━━━ EXTRACTED ENTRIES

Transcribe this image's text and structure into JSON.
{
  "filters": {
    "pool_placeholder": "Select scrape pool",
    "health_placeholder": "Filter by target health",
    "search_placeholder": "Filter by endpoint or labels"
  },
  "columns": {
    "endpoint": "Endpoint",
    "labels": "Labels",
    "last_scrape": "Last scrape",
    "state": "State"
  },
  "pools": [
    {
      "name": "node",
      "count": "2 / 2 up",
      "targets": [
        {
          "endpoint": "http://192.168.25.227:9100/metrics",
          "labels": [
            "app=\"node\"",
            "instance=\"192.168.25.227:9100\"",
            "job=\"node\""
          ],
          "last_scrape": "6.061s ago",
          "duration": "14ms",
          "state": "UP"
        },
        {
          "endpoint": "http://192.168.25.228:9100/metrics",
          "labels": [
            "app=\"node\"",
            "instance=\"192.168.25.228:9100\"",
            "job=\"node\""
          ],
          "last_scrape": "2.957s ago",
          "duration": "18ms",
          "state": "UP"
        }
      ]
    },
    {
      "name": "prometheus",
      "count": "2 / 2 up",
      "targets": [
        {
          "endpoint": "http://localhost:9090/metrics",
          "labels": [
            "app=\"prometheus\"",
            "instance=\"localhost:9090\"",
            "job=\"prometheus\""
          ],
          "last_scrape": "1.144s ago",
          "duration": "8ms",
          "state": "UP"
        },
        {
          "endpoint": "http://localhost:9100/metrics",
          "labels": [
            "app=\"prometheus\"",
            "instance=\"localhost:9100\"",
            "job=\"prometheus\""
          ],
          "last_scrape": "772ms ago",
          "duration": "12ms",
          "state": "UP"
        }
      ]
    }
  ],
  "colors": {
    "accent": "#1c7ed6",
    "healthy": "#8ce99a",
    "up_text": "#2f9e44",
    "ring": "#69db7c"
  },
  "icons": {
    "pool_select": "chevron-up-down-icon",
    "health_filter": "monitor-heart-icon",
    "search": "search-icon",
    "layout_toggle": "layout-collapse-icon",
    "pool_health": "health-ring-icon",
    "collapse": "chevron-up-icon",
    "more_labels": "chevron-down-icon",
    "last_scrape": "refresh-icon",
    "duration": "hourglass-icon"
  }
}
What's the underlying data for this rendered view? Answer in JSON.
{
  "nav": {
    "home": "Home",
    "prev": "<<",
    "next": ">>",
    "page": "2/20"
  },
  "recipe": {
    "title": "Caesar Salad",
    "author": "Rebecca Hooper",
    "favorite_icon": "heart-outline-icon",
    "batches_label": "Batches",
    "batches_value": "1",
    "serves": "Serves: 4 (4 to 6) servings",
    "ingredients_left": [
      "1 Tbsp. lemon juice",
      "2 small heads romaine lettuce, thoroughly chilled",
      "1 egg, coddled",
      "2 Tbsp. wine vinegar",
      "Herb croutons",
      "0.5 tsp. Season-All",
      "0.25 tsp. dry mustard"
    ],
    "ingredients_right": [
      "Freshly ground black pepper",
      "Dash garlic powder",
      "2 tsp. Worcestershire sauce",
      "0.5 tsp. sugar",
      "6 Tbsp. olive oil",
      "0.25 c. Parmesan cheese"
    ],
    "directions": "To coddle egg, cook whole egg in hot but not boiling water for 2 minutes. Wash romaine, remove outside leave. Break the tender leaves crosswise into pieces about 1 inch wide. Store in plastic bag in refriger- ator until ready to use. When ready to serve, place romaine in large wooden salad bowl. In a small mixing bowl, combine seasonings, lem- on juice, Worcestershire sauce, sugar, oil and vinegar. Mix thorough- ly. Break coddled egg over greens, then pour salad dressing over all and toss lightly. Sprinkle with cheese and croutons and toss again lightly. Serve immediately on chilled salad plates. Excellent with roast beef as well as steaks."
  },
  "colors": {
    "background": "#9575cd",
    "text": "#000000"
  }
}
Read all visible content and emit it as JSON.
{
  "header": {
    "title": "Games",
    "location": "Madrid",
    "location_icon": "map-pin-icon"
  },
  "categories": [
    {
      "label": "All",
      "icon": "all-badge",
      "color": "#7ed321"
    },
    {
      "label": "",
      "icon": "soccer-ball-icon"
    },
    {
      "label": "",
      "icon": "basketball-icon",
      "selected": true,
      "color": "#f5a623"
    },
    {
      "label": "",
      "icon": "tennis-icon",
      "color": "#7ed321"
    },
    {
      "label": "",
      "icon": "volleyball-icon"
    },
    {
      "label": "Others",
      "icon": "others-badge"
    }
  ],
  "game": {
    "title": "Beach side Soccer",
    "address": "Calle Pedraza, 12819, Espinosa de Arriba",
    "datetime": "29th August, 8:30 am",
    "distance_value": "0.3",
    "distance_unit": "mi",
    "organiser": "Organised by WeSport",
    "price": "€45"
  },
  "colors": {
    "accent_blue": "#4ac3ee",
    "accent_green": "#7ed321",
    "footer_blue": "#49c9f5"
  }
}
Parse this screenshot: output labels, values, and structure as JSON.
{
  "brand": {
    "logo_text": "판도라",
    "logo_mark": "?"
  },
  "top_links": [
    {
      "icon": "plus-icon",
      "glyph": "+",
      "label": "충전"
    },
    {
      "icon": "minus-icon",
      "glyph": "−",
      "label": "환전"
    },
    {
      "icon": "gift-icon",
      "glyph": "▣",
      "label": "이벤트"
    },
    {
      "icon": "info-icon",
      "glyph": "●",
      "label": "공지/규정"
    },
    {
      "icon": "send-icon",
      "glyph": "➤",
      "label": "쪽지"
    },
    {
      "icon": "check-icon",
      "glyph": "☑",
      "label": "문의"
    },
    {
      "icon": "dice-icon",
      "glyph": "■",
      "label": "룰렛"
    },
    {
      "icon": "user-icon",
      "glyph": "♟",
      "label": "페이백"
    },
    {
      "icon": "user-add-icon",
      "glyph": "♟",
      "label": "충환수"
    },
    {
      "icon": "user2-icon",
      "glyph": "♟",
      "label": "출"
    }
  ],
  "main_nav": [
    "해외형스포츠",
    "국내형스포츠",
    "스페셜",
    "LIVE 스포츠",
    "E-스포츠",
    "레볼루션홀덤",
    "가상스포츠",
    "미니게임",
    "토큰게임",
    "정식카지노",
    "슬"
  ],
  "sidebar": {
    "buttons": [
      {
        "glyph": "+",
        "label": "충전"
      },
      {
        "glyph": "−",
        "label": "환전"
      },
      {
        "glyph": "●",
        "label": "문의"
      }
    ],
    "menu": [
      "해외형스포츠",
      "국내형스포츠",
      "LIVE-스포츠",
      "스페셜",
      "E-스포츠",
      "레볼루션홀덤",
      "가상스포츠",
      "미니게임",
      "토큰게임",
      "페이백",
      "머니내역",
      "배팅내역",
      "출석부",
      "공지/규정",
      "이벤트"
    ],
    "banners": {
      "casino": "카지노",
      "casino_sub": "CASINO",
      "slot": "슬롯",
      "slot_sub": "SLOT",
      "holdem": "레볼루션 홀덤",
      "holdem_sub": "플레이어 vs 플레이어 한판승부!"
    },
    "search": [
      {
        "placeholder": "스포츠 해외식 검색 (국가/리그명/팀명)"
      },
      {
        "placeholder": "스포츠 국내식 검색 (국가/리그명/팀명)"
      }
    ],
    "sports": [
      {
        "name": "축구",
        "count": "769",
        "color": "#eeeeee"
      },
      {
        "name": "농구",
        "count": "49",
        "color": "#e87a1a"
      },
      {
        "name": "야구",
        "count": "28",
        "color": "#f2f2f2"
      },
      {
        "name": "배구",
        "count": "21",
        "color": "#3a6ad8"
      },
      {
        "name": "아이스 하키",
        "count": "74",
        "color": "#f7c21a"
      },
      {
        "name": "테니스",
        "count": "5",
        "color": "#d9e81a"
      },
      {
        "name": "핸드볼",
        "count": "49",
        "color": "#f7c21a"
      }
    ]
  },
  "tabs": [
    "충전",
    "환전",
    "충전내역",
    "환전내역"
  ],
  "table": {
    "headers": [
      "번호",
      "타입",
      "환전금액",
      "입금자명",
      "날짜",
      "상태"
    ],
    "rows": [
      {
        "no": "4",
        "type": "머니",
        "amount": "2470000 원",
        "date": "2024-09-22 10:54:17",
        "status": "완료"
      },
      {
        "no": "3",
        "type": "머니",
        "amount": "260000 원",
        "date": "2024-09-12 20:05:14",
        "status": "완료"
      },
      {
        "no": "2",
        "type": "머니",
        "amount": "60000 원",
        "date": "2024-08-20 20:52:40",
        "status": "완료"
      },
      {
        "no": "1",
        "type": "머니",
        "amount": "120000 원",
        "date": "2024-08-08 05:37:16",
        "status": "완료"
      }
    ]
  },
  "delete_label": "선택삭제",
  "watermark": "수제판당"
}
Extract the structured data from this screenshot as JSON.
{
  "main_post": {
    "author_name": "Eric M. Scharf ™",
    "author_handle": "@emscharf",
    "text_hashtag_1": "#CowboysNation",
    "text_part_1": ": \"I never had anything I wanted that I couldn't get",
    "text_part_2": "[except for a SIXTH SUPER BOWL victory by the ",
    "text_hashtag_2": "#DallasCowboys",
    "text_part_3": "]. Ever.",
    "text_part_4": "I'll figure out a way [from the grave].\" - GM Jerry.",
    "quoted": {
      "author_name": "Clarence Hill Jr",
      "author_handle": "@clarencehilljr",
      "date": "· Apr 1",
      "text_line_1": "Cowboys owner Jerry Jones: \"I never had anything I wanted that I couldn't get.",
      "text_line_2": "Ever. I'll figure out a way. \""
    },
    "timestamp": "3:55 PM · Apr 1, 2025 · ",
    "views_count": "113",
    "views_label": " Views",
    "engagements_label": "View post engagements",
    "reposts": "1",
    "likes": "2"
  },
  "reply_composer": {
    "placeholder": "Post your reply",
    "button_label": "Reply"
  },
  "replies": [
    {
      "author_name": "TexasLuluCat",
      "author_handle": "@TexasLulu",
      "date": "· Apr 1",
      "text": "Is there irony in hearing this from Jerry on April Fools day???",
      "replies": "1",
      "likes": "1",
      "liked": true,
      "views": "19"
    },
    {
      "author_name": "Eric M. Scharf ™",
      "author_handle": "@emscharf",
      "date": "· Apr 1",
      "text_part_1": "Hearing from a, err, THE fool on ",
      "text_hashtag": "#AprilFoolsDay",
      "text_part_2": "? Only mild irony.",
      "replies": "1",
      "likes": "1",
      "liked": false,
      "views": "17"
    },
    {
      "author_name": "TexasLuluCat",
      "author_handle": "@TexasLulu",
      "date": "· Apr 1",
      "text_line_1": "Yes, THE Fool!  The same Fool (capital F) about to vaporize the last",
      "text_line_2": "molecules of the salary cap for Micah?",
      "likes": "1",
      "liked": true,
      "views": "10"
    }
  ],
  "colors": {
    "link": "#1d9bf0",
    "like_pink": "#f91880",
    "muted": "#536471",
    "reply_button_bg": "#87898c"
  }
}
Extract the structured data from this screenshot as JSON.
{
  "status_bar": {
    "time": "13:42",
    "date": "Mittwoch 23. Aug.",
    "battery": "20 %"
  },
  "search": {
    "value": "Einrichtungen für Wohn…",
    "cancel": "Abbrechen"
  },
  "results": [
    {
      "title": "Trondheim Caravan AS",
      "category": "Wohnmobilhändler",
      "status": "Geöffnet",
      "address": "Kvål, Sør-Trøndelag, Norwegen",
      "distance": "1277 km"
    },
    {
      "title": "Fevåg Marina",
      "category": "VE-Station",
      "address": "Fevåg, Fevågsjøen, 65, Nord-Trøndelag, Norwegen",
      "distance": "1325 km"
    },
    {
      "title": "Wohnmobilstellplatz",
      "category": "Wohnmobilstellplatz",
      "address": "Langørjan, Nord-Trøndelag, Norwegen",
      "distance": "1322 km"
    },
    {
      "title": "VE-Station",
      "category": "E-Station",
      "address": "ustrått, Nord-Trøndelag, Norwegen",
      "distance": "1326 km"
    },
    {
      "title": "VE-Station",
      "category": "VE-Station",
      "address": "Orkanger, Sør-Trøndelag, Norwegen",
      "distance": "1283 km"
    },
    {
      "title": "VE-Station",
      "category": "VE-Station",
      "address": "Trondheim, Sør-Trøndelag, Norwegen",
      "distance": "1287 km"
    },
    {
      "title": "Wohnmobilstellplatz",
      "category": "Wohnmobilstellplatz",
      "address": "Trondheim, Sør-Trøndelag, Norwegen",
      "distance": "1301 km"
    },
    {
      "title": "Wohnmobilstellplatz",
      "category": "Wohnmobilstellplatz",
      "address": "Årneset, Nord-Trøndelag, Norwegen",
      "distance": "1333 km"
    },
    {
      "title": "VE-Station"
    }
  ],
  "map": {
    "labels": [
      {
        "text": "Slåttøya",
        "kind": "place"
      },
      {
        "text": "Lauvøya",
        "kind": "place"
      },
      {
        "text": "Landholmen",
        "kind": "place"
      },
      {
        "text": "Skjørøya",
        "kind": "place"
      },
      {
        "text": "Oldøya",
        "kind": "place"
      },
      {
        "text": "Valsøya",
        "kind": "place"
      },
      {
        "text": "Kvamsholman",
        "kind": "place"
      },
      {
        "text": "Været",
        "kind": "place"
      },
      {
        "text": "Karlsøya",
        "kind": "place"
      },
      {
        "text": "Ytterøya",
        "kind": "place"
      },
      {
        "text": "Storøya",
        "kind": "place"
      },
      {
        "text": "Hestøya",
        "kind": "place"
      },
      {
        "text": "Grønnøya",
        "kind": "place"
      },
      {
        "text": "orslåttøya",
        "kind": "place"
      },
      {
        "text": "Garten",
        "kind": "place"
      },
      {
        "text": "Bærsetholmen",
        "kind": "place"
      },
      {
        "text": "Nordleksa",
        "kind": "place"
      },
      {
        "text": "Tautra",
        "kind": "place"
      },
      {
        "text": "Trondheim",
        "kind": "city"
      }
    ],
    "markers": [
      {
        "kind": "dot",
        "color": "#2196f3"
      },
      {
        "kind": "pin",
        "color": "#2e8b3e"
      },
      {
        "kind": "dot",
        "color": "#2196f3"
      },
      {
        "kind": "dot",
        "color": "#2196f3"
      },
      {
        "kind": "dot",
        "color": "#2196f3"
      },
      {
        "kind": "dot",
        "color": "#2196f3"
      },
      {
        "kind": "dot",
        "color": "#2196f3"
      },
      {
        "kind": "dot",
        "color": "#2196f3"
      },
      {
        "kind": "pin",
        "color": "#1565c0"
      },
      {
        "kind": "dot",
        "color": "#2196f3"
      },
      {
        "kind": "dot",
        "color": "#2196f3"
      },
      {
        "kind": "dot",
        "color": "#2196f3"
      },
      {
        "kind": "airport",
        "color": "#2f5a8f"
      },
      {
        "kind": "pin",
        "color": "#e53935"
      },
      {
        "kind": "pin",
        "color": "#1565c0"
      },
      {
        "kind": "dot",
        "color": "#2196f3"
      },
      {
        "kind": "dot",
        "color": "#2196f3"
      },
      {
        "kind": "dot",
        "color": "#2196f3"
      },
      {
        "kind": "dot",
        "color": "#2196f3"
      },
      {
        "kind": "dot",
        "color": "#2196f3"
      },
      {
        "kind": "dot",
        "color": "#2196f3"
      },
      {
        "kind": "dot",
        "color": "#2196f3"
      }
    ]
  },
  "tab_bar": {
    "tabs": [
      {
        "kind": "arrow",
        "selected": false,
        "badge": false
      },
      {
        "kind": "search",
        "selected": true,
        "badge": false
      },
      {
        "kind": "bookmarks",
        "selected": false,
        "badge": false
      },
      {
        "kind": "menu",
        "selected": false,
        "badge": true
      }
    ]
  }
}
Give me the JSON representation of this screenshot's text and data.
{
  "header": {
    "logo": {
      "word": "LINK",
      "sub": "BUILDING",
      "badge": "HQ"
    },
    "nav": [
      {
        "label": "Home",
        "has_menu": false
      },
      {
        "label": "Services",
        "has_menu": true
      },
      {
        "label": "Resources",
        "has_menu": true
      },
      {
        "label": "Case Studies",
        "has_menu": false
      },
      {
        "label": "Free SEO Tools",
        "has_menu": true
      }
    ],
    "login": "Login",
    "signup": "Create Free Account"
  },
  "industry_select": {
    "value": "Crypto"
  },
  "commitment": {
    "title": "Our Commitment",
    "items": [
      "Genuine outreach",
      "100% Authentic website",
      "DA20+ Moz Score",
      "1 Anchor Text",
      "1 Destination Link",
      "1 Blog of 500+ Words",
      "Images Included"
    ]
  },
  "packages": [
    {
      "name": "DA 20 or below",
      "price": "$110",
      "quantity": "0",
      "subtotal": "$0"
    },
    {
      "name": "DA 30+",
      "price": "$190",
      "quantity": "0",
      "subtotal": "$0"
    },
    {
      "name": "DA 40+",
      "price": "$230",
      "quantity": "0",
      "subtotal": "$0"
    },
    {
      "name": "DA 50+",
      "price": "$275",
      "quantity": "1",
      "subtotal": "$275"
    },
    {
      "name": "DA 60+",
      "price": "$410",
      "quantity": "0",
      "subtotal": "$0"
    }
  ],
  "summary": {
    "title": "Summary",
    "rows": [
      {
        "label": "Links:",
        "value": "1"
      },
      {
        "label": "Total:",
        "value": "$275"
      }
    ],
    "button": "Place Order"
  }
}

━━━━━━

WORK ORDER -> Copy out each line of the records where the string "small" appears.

COMPLETED TASK ->
      "2 small heads romaine lettuce, thoroughly chilled",
    "directions": "To coddle egg, cook whole egg in hot but not boiling water for 2 minutes. Wash romaine, remove outside leave. Break the tender leaves crosswise into pieces about 1 inch wide. Store in plastic bag in refriger- ator until ready to use. When ready to serve, place romaine in large wooden salad bowl. In a small mixing bowl, combine seasonings, lem- on juice, Worcestershire sauce, sugar, oil and vinegar. Mix thorough- ly. Break coddled egg over greens, then pour salad dressing over all and toss lightly. Sprinkle with cheese and croutons and toss again lightly. Serve immediately on chilled salad plates. Excellent with roast beef as well as steaks."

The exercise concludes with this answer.